What the FCC's Ruling on Data Plans Could Mean for You and the Internet

While President Donald Trump's cabinet picks continue to be put through contentious confirmation hearings, one new department head is already doing his job — and rolling back protections for a free and neutral internet.

Federal Communications Commission Chairman Ajit Pai was named to his post without a Senate vote. Within weeks, he has issued a number of directives, including one that indicates the agency will eliminate net neutrality, the rules designed to ensure equal access to high-speed internet for all users.

Because of net neutrality, internet service providers can't make certain content (like Netflix) load faster than other, competing content (like Hulu). This means independent content providers have a more even playing field on which to compete with more established brands.

But Pai is an ardent foe of net neutrality, at one point declaring that open internet, given its reliance on state regulation, would encourage censorship in North Korea.

On Feb. 3, Pai ended an FCC investigation into free data plans offered by AT&T, Verizon (for whom Pai was a lawyer), T-Mobile, and Comcast. The plans allow wireless carriers who own streaming services to make their own streaming content free, while forcing users who pay for rival wireless services to pay the usual data fees.

Technology news website ZDnet explained the process, called "zero-rating," like this:

AT&T recently entered the streaming TV market with DirecTV Now. If you watch DirecTV Now on AT&T Mobility, AT&T won't charge you for streaming. If you watch it on any other network you'll need to pay the usual charges.

This is called zero rating. AT&T isn't slowing down rivals Sling TV or PlayStation Vue. Nor is it speeding up DirecTV Now. Instead, it's making its own video service much more affordable than its competitors.

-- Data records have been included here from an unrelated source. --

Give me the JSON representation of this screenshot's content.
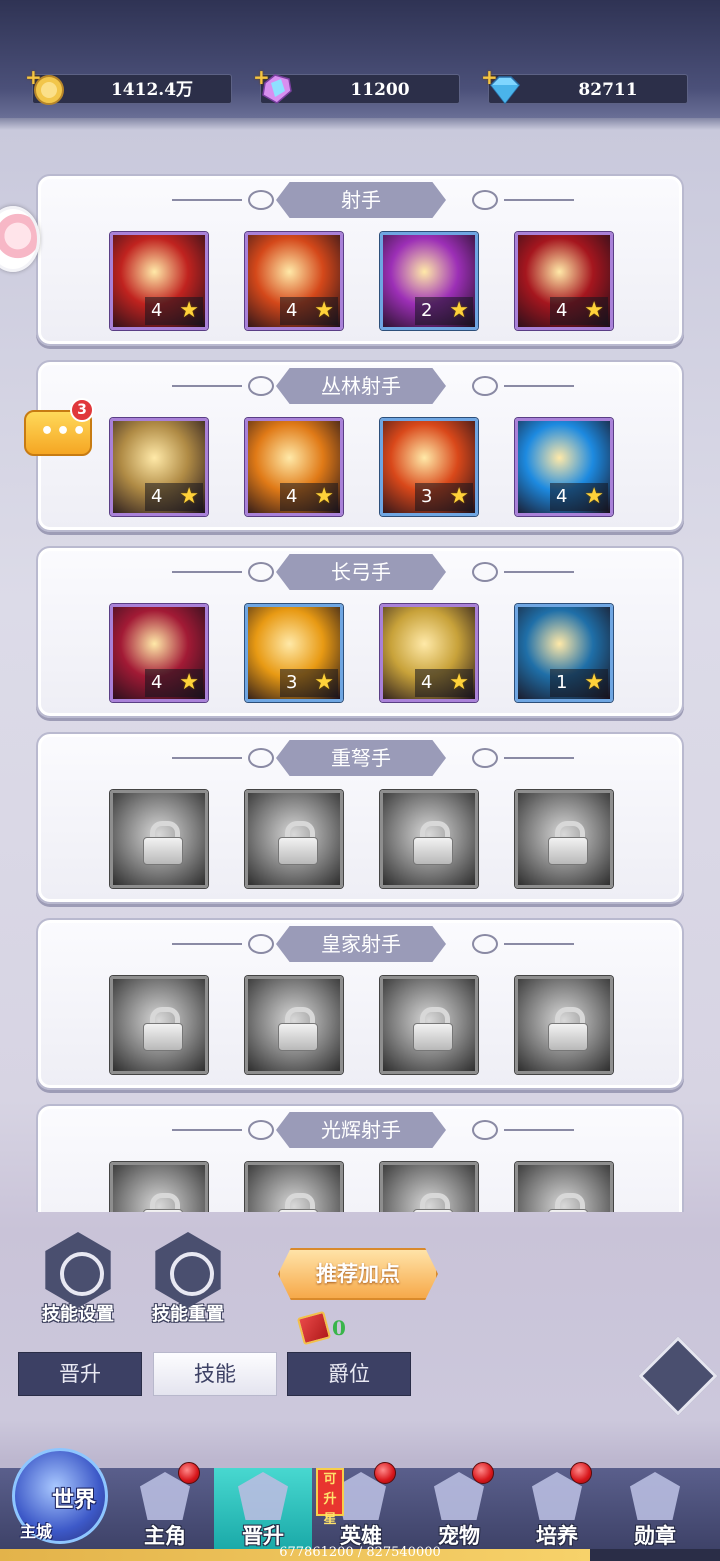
{
  "currencies": [
    {
      "icon": "gold-coin-icon",
      "value": "1412.4万"
    },
    {
      "icon": "rainbow-gem-icon",
      "value": "11200"
    },
    {
      "icon": "blue-diamond-icon",
      "value": "82711"
    }
  ],
  "chat_badge": "3",
  "sections": [
    {
      "title": "射手",
      "skills": [
        {
          "level": "4",
          "frame": "purple",
          "color": "#c0231f"
        },
        {
          "level": "4",
          "frame": "purple",
          "color": "#d4481a"
        },
        {
          "level": "2",
          "frame": "blue",
          "color": "#9c2fb6"
        },
        {
          "level": "4",
          "frame": "purple",
          "color": "#a5161e"
        }
      ]
    },
    {
      "title": "丛林射手",
      "skills": [
        {
          "level": "4",
          "frame": "purple",
          "color": "#b08b45"
        },
        {
          "level": "4",
          "frame": "purple",
          "color": "#e07a17"
        },
        {
          "level": "3",
          "frame": "blue",
          "color": "#d9481a"
        },
        {
          "level": "4",
          "frame": "purple",
          "color": "#1d8ae0"
        }
      ]
    },
    {
      "title": "长弓手",
      "skills": [
        {
          "level": "4",
          "frame": "purple",
          "color": "#a21a35"
        },
        {
          "level": "3",
          "frame": "blue",
          "color": "#e89a14"
        },
        {
          "level": "4",
          "frame": "purple",
          "color": "#c8a23a"
        },
        {
          "level": "1",
          "frame": "blue",
          "color": "#1f6fa8"
        }
      ]
    },
    {
      "title": "重弩手",
      "locked": true,
      "skills": [
        {
          "frame": "grey"
        },
        {
          "frame": "grey"
        },
        {
          "frame": "grey"
        },
        {
          "frame": "grey"
        }
      ]
    },
    {
      "title": "皇家射手",
      "locked": true,
      "skills": [
        {
          "frame": "grey"
        },
        {
          "frame": "grey"
        },
        {
          "frame": "grey"
        },
        {
          "frame": "grey"
        }
      ]
    },
    {
      "title": "光辉射手",
      "locked": true,
      "skills": [
        {
          "frame": "grey"
        },
        {
          "frame": "grey"
        },
        {
          "frame": "grey"
        },
        {
          "frame": "grey"
        }
      ]
    }
  ],
  "controls": {
    "skill_settings": "技能设置",
    "skill_reset": "技能重置",
    "recommend": "推荐加点",
    "book_count": "0"
  },
  "tabs": [
    {
      "label": "晋升",
      "active": false
    },
    {
      "label": "技能",
      "active": true
    },
    {
      "label": "爵位",
      "active": false
    }
  ],
  "nav": {
    "world": "世界",
    "main_city": "主城",
    "items": [
      {
        "label": "主角",
        "dot": true
      },
      {
        "label": "晋升",
        "dot": false,
        "active": true
      },
      {
        "label": "英雄",
        "dot": true
      },
      {
        "label": "宠物",
        "dot": true
      },
      {
        "label": "培养",
        "dot": true
      },
      {
        "label": "勋章",
        "dot": false
      }
    ],
    "upgrade_star": "可升星"
  },
  "experience": {
    "text": "677861200 / 827540000",
    "current": 677861200,
    "max": 827540000
  }
}
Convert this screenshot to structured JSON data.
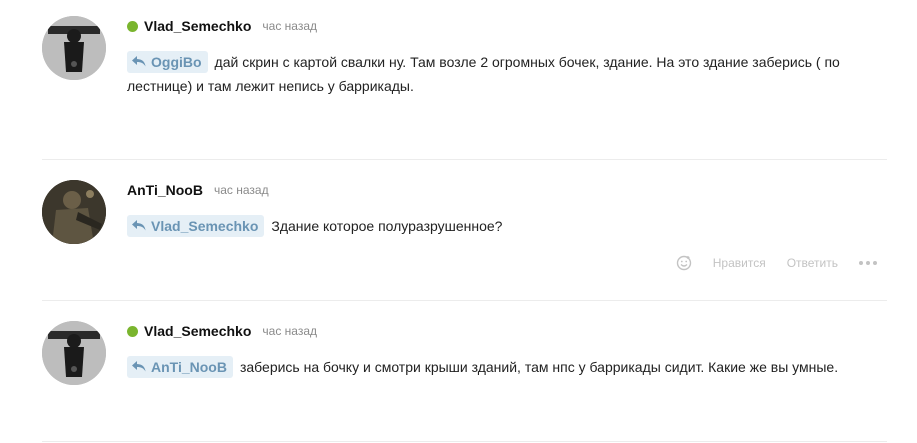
{
  "comments": [
    {
      "username": "Vlad_Semechko",
      "online": true,
      "time": "час назад",
      "reply_to": "OggiBo",
      "text": "дай скрин с картой свалки ну. Там возле 2 огромных бочек, здание. На это здание заберись ( по лестнице) и там лежит непись у баррикады."
    },
    {
      "username": "AnTi_NooB",
      "online": false,
      "time": "час назад",
      "reply_to": "Vlad_Semechko",
      "text": "Здание которое полуразрушенное?",
      "actions": {
        "like_label": "Нравится",
        "reply_label": "Ответить"
      }
    },
    {
      "username": "Vlad_Semechko",
      "online": true,
      "time": "час назад",
      "reply_to": "AnTi_NooB",
      "text": "заберись на бочку и смотри крыши зданий, там нпс у баррикады сидит. Какие же вы умные."
    }
  ],
  "colors": {
    "online": "#7ab52e",
    "reply_tag_bg": "#e5eff6",
    "reply_tag_text": "#6a94b4",
    "muted": "#8a8a8a",
    "action": "#c3c3c3"
  },
  "icons": {
    "reply": "reply-arrow-icon",
    "emoji": "smiley-icon",
    "more": "more-dots-icon"
  }
}
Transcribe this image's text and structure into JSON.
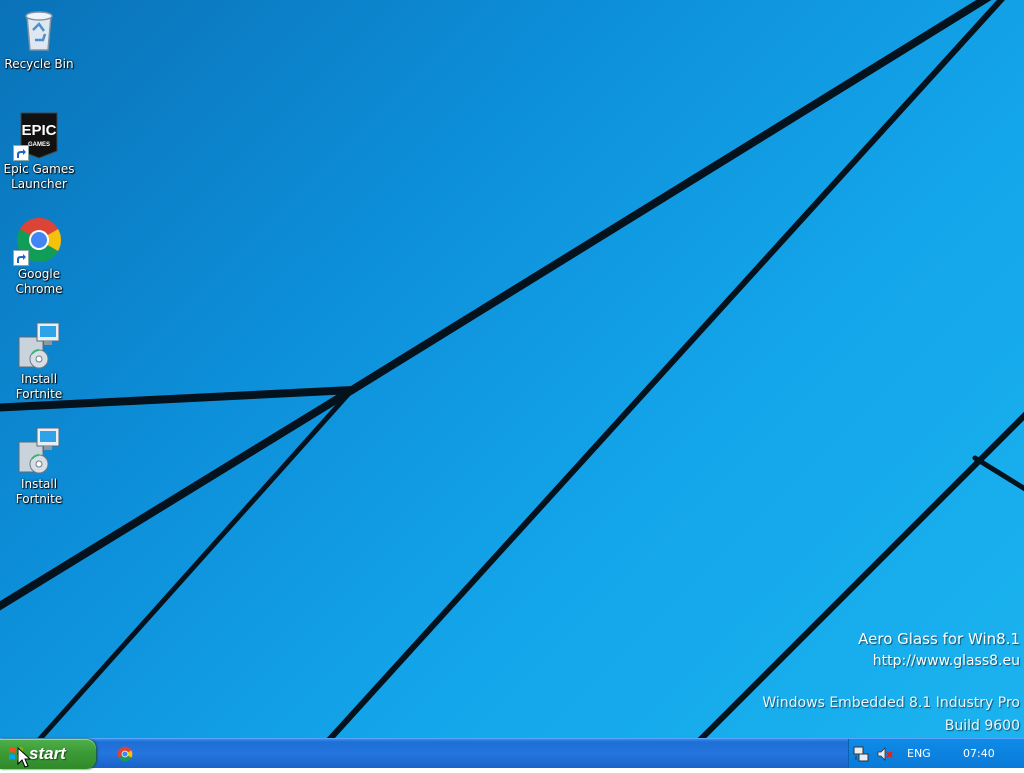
{
  "desktop": {
    "icons": [
      {
        "label": "Recycle Bin",
        "icon": "recycle-bin-icon"
      },
      {
        "label": "Epic Games Launcher",
        "icon": "epic-games-icon",
        "logo_top": "EPIC",
        "logo_bottom": "GAMES"
      },
      {
        "label": "Google Chrome",
        "icon": "chrome-icon"
      },
      {
        "label": "Install Fortnite",
        "icon": "installer-icon"
      },
      {
        "label": "Install Fortnite",
        "icon": "installer-icon"
      }
    ],
    "watermark": {
      "line1": "Aero Glass for Win8.1",
      "line2": "http://www.glass8.eu",
      "line3": "Windows Embedded 8.1 Industry Pro",
      "line4": "Build 9600"
    }
  },
  "taskbar": {
    "start_label": "start",
    "pinned": [
      {
        "icon": "chrome-icon"
      }
    ],
    "tray": {
      "language": "ENG",
      "clock": "07:40",
      "icons": [
        "network-icon",
        "volume-muted-icon"
      ]
    }
  },
  "colors": {
    "desktop_blue": "#14a6ea",
    "taskbar_blue": "#2476de",
    "start_green": "#3c9b36"
  }
}
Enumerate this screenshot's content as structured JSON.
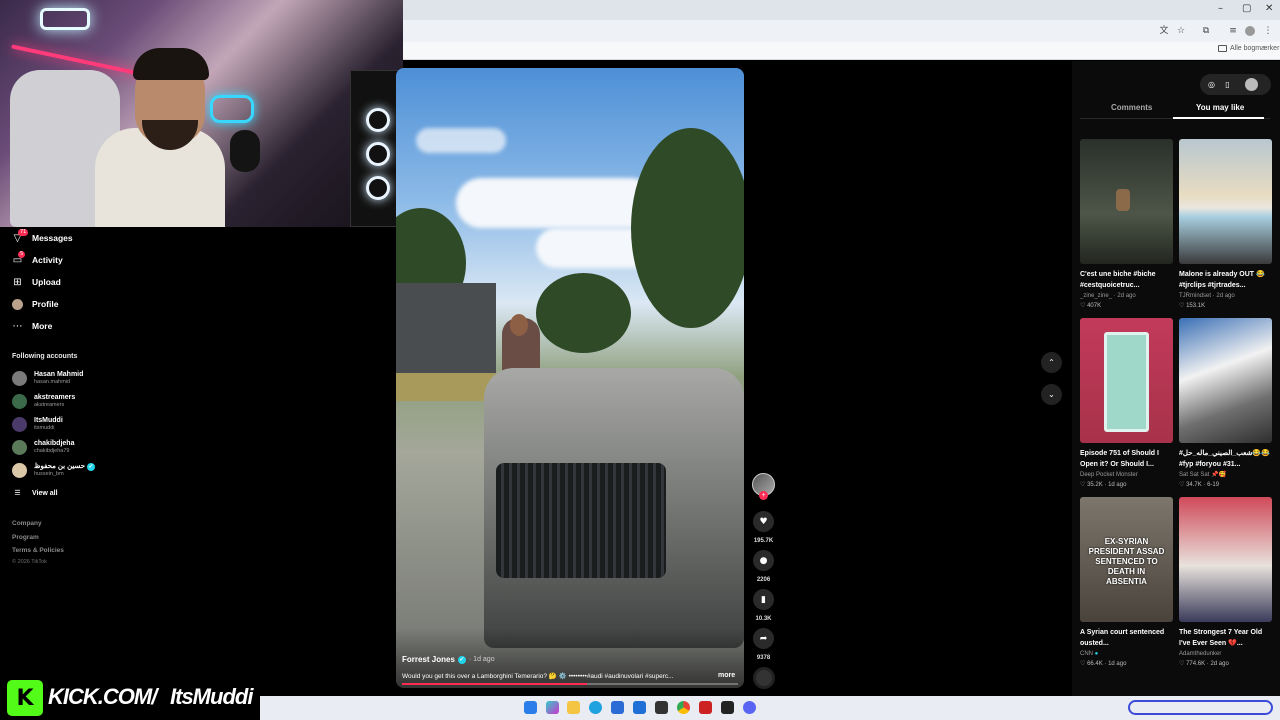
{
  "browser": {
    "bookmarks_label": "Alle bogmærker",
    "window_controls": [
      "–",
      "▢",
      "✕"
    ]
  },
  "sidebar": {
    "items": [
      {
        "label": "Messages",
        "icon": "paper-plane-icon",
        "badge": "71"
      },
      {
        "label": "Activity",
        "icon": "inbox-icon",
        "badge": "5"
      },
      {
        "label": "Upload",
        "icon": "plus-square-icon"
      },
      {
        "label": "Profile",
        "icon": "avatar-icon"
      },
      {
        "label": "More",
        "icon": "ellipsis-icon"
      }
    ],
    "following_title": "Following accounts",
    "accounts": [
      {
        "name": "Hasan Mahmid",
        "handle": "hasan.mahmid"
      },
      {
        "name": "akstreamers",
        "handle": "akstreamers"
      },
      {
        "name": "ItsMuddi",
        "handle": "itsmuddi"
      },
      {
        "name": "chakibdjeha",
        "handle": "chakibdjeha79"
      },
      {
        "name": "حسين بن محفوظ",
        "handle": "hussein_bm"
      }
    ],
    "view_all": "View all",
    "footer_links": [
      "Company",
      "Program",
      "Terms & Policies"
    ],
    "copyright": "© 2026 TikTok"
  },
  "video": {
    "author": "Forrest Jones",
    "time": "· 1d ago",
    "caption": "Would you get this over a Lamborghini Temerario? 🤔 ⚙️ ••••••••#audi #audinuvolari #superc...",
    "more_label": "more",
    "progress": 0.55
  },
  "actions": {
    "likes": "195.7K",
    "comments": "2206",
    "saves": "10.3K",
    "shares": "9378"
  },
  "right_panel": {
    "tabs": [
      "Comments",
      "You may like"
    ],
    "active_tab": 1,
    "cards": [
      {
        "title": "C'est une biche #biche #cestquoicetruc...",
        "author": "_zine_zine_",
        "age": "2d ago",
        "likes": "407K",
        "overlay": "",
        "bg": "#3d443a"
      },
      {
        "title": "Malone is already OUT 😂 #tjrclips #tjrtrades...",
        "author": "TJRmindset",
        "age": "2d ago",
        "likes": "153.1K",
        "overlay": "",
        "bg": "#c9b29a"
      },
      {
        "title": "Episode 751 of Should I Open it? Or Should I...",
        "author": "Deep Pocket Monster",
        "age": "1d ago",
        "likes": "35.2K",
        "overlay": "",
        "bg": "#a8324a"
      },
      {
        "title": "#شعب_الصيني_ماله_حل😂😂 #fyp #foryou #31...",
        "author": "Sat Sat Sat 📌🥰",
        "age": "6-19",
        "likes": "34.7K",
        "overlay": "",
        "bg": "#6f8fb5"
      },
      {
        "title": "A Syrian court sentenced ousted...",
        "author": "CNN",
        "age": "1d ago",
        "likes": "66.4K",
        "overlay": "EX-SYRIAN PRESIDENT ASSAD SENTENCED TO DEATH IN ABSENTIA",
        "bg": "#5a5048"
      },
      {
        "title": "The Strongest 7 Year Old I've Ever Seen 💔...",
        "author": "Adamthedunker",
        "age": "2d ago",
        "likes": "774.6K",
        "overlay": "",
        "bg": "#b83a4a"
      }
    ]
  },
  "watermark": {
    "site": "KICK.COM/",
    "channel": "ItsMuddi"
  },
  "colors": {
    "accent": "#fe2c55",
    "kick_green": "#53fc18",
    "verified": "#20d5ec"
  }
}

Under the Obama administration, zero-rating was seen as a net-neutrality violation with the potential to harm both consumers and small businesses, and diminish competition. But in a statement issued after the ruling, Pai declared that the FCC "will not focus on denying Americans free data,” and that these free plans are popular "particularly among low-income Americans."

Pai's ruling is likely to be the first in a series of decisions designed to cease regulating the internet like a public utility, which was a priority for the Obama FCC.

Trump himself has only commented on net neutrality once, conflating it with the now-repealed Fairness Doctrine, which mandated equal time on television and radio for both sides of a political issue.

But with Pai in control of the agency, the Trump administration is primed to roll back regulations aimed at protecting net neutrality, or eliminate them altogether. He said as much in a speech last December, expressing his desire to "take the weed whacker" to FCC regulations, and in particular, rules that govern internet providers.

"On the day that the [net neutrality] order was adopted, I said that 'I don’t know whether this plan will be vacated by a court, reversed by Congress, or overturned by a future Commission. But I do believe that its days are numbered,'" Pai told an audience at conservative think tank the Free State Foundation. "Today, I am more confident than ever that this prediction will come true."

Now leading the FCC, Pai has taken the first steps to fulfill his own prophecy.